In a word, Downwood Tales doubles the number of enemies, heroes, skill cards, ability cards, terrain tiles, and stories available in the base game, then adds more. Another way of looking at this is: Downwood Tales has more in the box—and the base game already had a lot. Let’s look a little closer—just a little closer—what that is.

Monday, January 11, 2021

Review of The Arrest by Jonathan Lethem

Despite growing up in one of the most populated cities on Earth, Jonathan Lethem has largely been a literary fringe walker. From his criticism of mainstream science fiction to the stories which, regardless of quality, back up that criticism and are at least original, the writer has consciously kept himself a degree apart. It's the presence of this degree in Lethem's 2020 offering, The Arrest, which will have readers once again putting the book down with disappointment, or turning the pages with interest.

Roger Zelazny meets Rudy Rucker, The Arrest is their suitably odd offspring. Set largely in pastoral, post-apocalyptic Maine, all technology has ceased functioning after the unexplained, titular event. The event forcing people back to the land, readers are introduced to the main character Journeyman as he sets off on a walk to talk with a distant neighbor—their version of a phone call or SMS. Journeyman's agrarian community brought to the forefront in the pages that follow, Lethem also takes readers back to the man's pre-Arrest days in LA, writing film scripts with his loquacious partner, Peter Todbaum. Todbaum soon enough makes an appearance in Maine, driving, of all things, a burrowing, nuclear-powered, coffee-brewing, super machine he calls the Blue Streak.
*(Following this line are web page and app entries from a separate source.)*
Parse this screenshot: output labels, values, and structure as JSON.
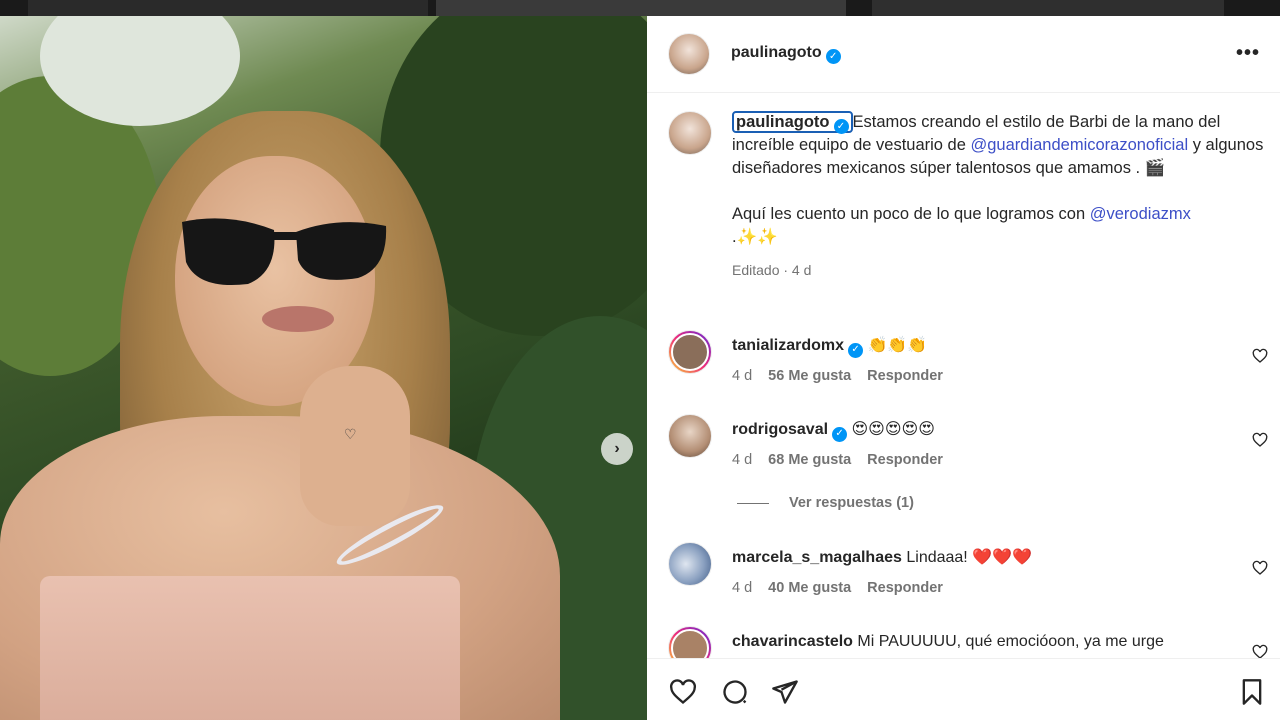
{
  "post": {
    "author": "paulinagoto",
    "more_icon": "•••"
  },
  "caption": {
    "username": "paulinagoto",
    "text_part1": "Estamos creando el estilo de Barbi de la mano del increíble equipo de vestuario de ",
    "mention1": "@guardiandemicorazonoficial",
    "text_part2": " y algunos diseñadores mexicanos súper talentosos que amamos . 🎬",
    "text_part3": "Aquí les cuento un poco de lo que logramos con ",
    "mention2": "@verodiazmx",
    "text_part4": " .✨✨",
    "meta": "Editado · 4 d"
  },
  "comments": [
    {
      "user": "tanializardomx",
      "verified": true,
      "text": "👏👏👏",
      "time": "4 d",
      "likes": "56 Me gusta",
      "reply": "Responder"
    },
    {
      "user": "rodrigosaval",
      "verified": true,
      "text": "😍😍😍😍😍",
      "time": "4 d",
      "likes": "68 Me gusta",
      "reply": "Responder"
    },
    {
      "user": "marcela_s_magalhaes",
      "verified": false,
      "text": "Lindaaa! ❤️❤️❤️",
      "time": "4 d",
      "likes": "40 Me gusta",
      "reply": "Responder"
    },
    {
      "user": "chavarincastelo",
      "verified": false,
      "text": "Mi PAUUUUU, qué emocióoon, ya me urge",
      "time": "",
      "likes": "",
      "reply": ""
    }
  ],
  "replies_label": "Ver respuestas (1)",
  "colors": {
    "link": "#3d4fc7",
    "verified": "#0095f6",
    "muted": "#737373"
  },
  "icons": [
    "heart-icon",
    "comment-icon",
    "share-icon",
    "bookmark-icon",
    "next-arrow-icon"
  ]
}
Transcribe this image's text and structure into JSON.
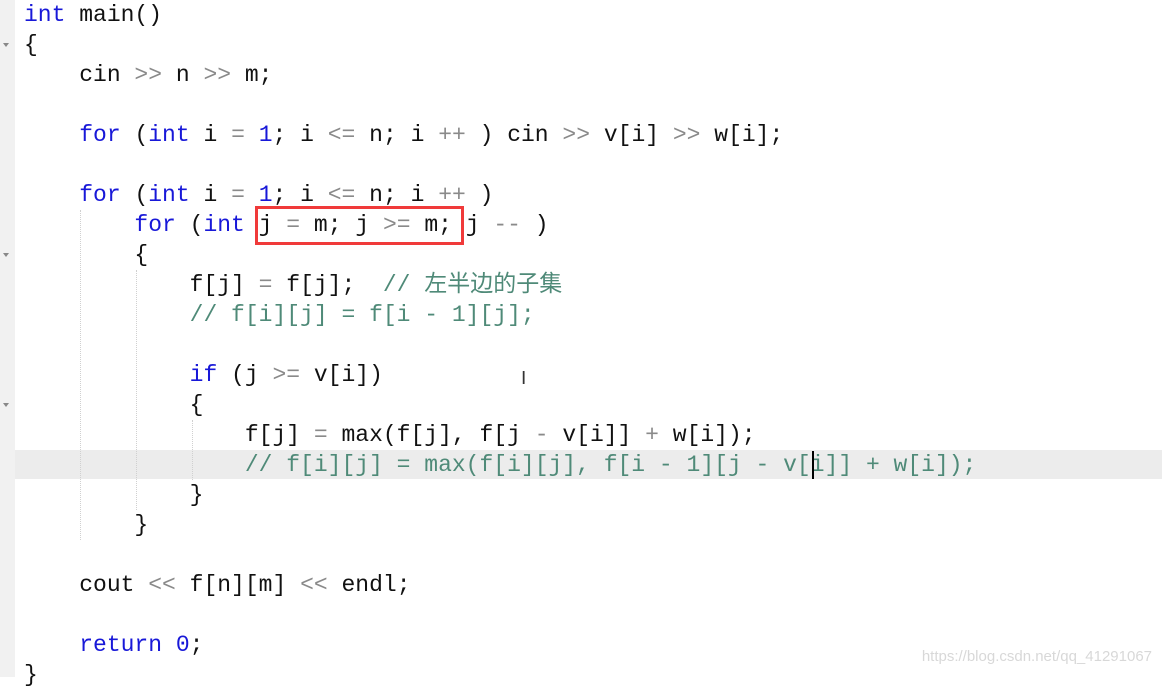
{
  "editor": {
    "lines": [
      [
        {
          "t": "int",
          "c": "k"
        },
        {
          "t": " main()"
        }
      ],
      [
        {
          "t": "{"
        }
      ],
      [
        {
          "t": "    cin "
        },
        {
          "t": ">>",
          "c": "o"
        },
        {
          "t": " n "
        },
        {
          "t": ">>",
          "c": "o"
        },
        {
          "t": " m;"
        }
      ],
      [],
      [
        {
          "t": "    "
        },
        {
          "t": "for",
          "c": "k"
        },
        {
          "t": " ("
        },
        {
          "t": "int",
          "c": "k"
        },
        {
          "t": " i "
        },
        {
          "t": "=",
          "c": "o"
        },
        {
          "t": " "
        },
        {
          "t": "1",
          "c": "n"
        },
        {
          "t": "; i "
        },
        {
          "t": "<=",
          "c": "o"
        },
        {
          "t": " n; i "
        },
        {
          "t": "++",
          "c": "o"
        },
        {
          "t": " ) cin "
        },
        {
          "t": ">>",
          "c": "o"
        },
        {
          "t": " v[i] "
        },
        {
          "t": ">>",
          "c": "o"
        },
        {
          "t": " w[i];"
        }
      ],
      [],
      [
        {
          "t": "    "
        },
        {
          "t": "for",
          "c": "k"
        },
        {
          "t": " ("
        },
        {
          "t": "int",
          "c": "k"
        },
        {
          "t": " i "
        },
        {
          "t": "=",
          "c": "o"
        },
        {
          "t": " "
        },
        {
          "t": "1",
          "c": "n"
        },
        {
          "t": "; i "
        },
        {
          "t": "<=",
          "c": "o"
        },
        {
          "t": " n; i "
        },
        {
          "t": "++",
          "c": "o"
        },
        {
          "t": " )"
        }
      ],
      [
        {
          "t": "        "
        },
        {
          "t": "for",
          "c": "k"
        },
        {
          "t": " ("
        },
        {
          "t": "int",
          "c": "k"
        },
        {
          "t": " j "
        },
        {
          "t": "=",
          "c": "o"
        },
        {
          "t": " m; j "
        },
        {
          "t": ">=",
          "c": "o"
        },
        {
          "t": " m; j "
        },
        {
          "t": "--",
          "c": "o"
        },
        {
          "t": " )"
        }
      ],
      [
        {
          "t": "        {"
        }
      ],
      [
        {
          "t": "            f[j] "
        },
        {
          "t": "=",
          "c": "o"
        },
        {
          "t": " f[j];  "
        },
        {
          "t": "// 左半边的子集",
          "c": "c"
        }
      ],
      [
        {
          "t": "            "
        },
        {
          "t": "// f[i][j] = f[i - 1][j];",
          "c": "c"
        }
      ],
      [],
      [
        {
          "t": "            "
        },
        {
          "t": "if",
          "c": "k"
        },
        {
          "t": " (j "
        },
        {
          "t": ">=",
          "c": "o"
        },
        {
          "t": " v[i])"
        }
      ],
      [
        {
          "t": "            {"
        }
      ],
      [
        {
          "t": "                f[j] "
        },
        {
          "t": "=",
          "c": "o"
        },
        {
          "t": " max(f[j], f[j "
        },
        {
          "t": "-",
          "c": "o"
        },
        {
          "t": " v[i]] "
        },
        {
          "t": "+",
          "c": "o"
        },
        {
          "t": " w[i]);"
        }
      ],
      [
        {
          "t": "                "
        },
        {
          "t": "// f[i][j] = max(f[i][j], f[i - 1][j - v[i]] + w[i]);",
          "c": "c"
        }
      ],
      [
        {
          "t": "            }"
        }
      ],
      [
        {
          "t": "        }"
        }
      ],
      [],
      [
        {
          "t": "    cout "
        },
        {
          "t": "<<",
          "c": "o"
        },
        {
          "t": " f[n][m] "
        },
        {
          "t": "<<",
          "c": "o"
        },
        {
          "t": " endl;"
        }
      ],
      [],
      [
        {
          "t": "    "
        },
        {
          "t": "return",
          "c": "k"
        },
        {
          "t": " "
        },
        {
          "t": "0",
          "c": "n"
        },
        {
          "t": ";"
        }
      ],
      [
        {
          "t": "}"
        }
      ]
    ],
    "highlighted_line": 16,
    "annotation": "red-box-around-loop-condition",
    "colors": {
      "keyword": "#1818d8",
      "operator": "#8a8a8a",
      "comment": "#4f8a78",
      "annotation": "#f03a3a"
    }
  },
  "watermark": "https://blog.csdn.net/qq_41291067"
}
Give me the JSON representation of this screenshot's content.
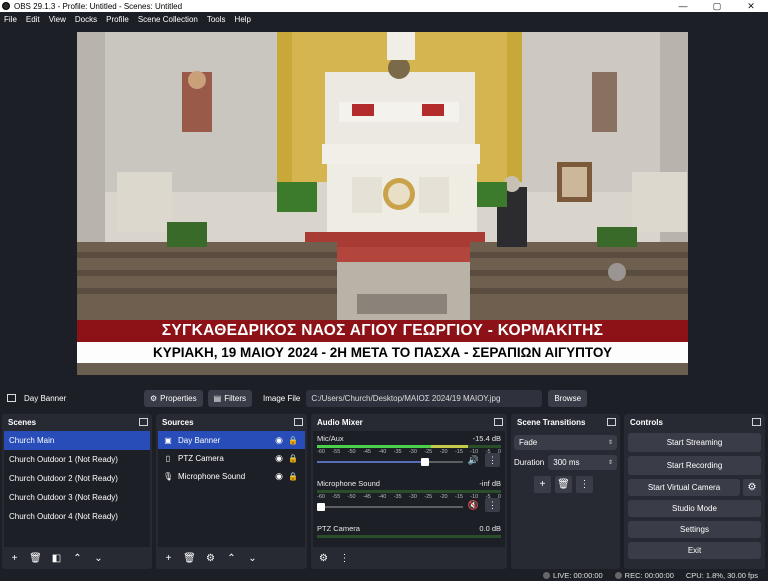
{
  "window": {
    "title": "OBS 29.1.3 - Profile: Untitled - Scenes: Untitled",
    "minimize": "—",
    "maximize": "▢",
    "close": "✕"
  },
  "menu": [
    "File",
    "Edit",
    "View",
    "Docks",
    "Profile",
    "Scene Collection",
    "Tools",
    "Help"
  ],
  "preview": {
    "banner_line1": "ΣΥΓΚΑΘΕΔΡΙΚΟΣ ΝΑΟΣ ΑΓΙΟΥ ΓΕΩΡΓΙΟΥ - ΚΟΡΜΑΚΙΤΗΣ",
    "banner_line2": "ΚΥΡΙΑΚΗ, 19 ΜΑΙΟΥ 2024 - 2Η ΜΕΤΑ ΤΟ ΠΑΣΧΑ - ΣΕΡΑΠΙΩΝ ΑΙΓΥΠΤΟΥ",
    "banner_color": "#8d1217"
  },
  "source_toolbar": {
    "source_name": "Day Banner",
    "properties_label": "Properties",
    "filters_label": "Filters",
    "image_file_label": "Image File",
    "image_path": "C:/Users/Church/Desktop/ΜΑΙΟΣ 2024/19 ΜΑΙΟΥ.jpg",
    "browse_label": "Browse"
  },
  "scenes": {
    "title": "Scenes",
    "items": [
      "Church Main",
      "Church Outdoor 1 (Not Ready)",
      "Church Outdoor 2 (Not Ready)",
      "Church Outdoor 3 (Not Ready)",
      "Church Outdoor 4 (Not Ready)"
    ],
    "selected_index": 0
  },
  "sources": {
    "title": "Sources",
    "items": [
      {
        "name": "Day Banner",
        "icon": "image-icon"
      },
      {
        "name": "PTZ Camera",
        "icon": "document-icon"
      },
      {
        "name": "Microphone Sound",
        "icon": "microphone-icon"
      }
    ],
    "selected_index": 0
  },
  "audio_mixer": {
    "title": "Audio Mixer",
    "channels": [
      {
        "name": "Mic/Aux",
        "level": "-15.4 dB",
        "volume": 0.73,
        "muted": false
      },
      {
        "name": "Microphone Sound",
        "level": "-inf dB",
        "volume": 0.05,
        "muted": true
      },
      {
        "name": "PTZ Camera",
        "level": "0.0 dB"
      }
    ],
    "ticks": [
      "-60",
      "-55",
      "-50",
      "-45",
      "-40",
      "-35",
      "-30",
      "-25",
      "-20",
      "-15",
      "-10",
      "-5",
      "0"
    ]
  },
  "scene_transitions": {
    "title": "Scene Transitions",
    "transition": "Fade",
    "duration_label": "Duration",
    "duration_value": "300 ms"
  },
  "controls": {
    "title": "Controls",
    "start_streaming": "Start Streaming",
    "start_recording": "Start Recording",
    "start_virtual_camera": "Start Virtual Camera",
    "studio_mode": "Studio Mode",
    "settings": "Settings",
    "exit": "Exit"
  },
  "status": {
    "live": "LIVE: 00:00:00",
    "rec": "REC: 00:00:00",
    "cpu": "CPU: 1.8%, 30.00 fps"
  }
}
Journeyman's organic community shaken by Todbaum's “nuclear” arrival, things (proverbially) are never the same.

Wednesday, January 6, 2021

Best of 2020's Books

I would definitely stop short of calling 2020 a landslide or watershed year. Those types of changes are perhaps possible to identify only in the context of history. But I would definitely say it was a good year from a speculative fiction perspective, at least of the fourteen books I read published in the year. Most interesting perhaps, is that it was a good year despite the utter dilution and saturation of the market. (Question to self: does this only mean I’m getting better at filtering the fluff?)

Where in years past I’ve struggled to find a book that could qualify for “best of”, in 2020 I read several contenders throughout the year. Cutting a fiery line through much of the contemporary feminist fog (i.e. lack of global, cohesive vision) is Lauren Beukes’ Afterland. The setting a post-apocalyptic, all-female society, the book tells of a woman and her “daughter” looking to escape personal troubles in a world reeling from the loss of men. M. John Harrison’s The Sunken Land Begins to Rise Again is a subtly phenomenal novel. Ostensibly the personal stories of a couple with subconscious, existential issues, slowly the landscape around them shifts and trembles in delicate ways, buoying them to new places. Harrison’s prose is sublime.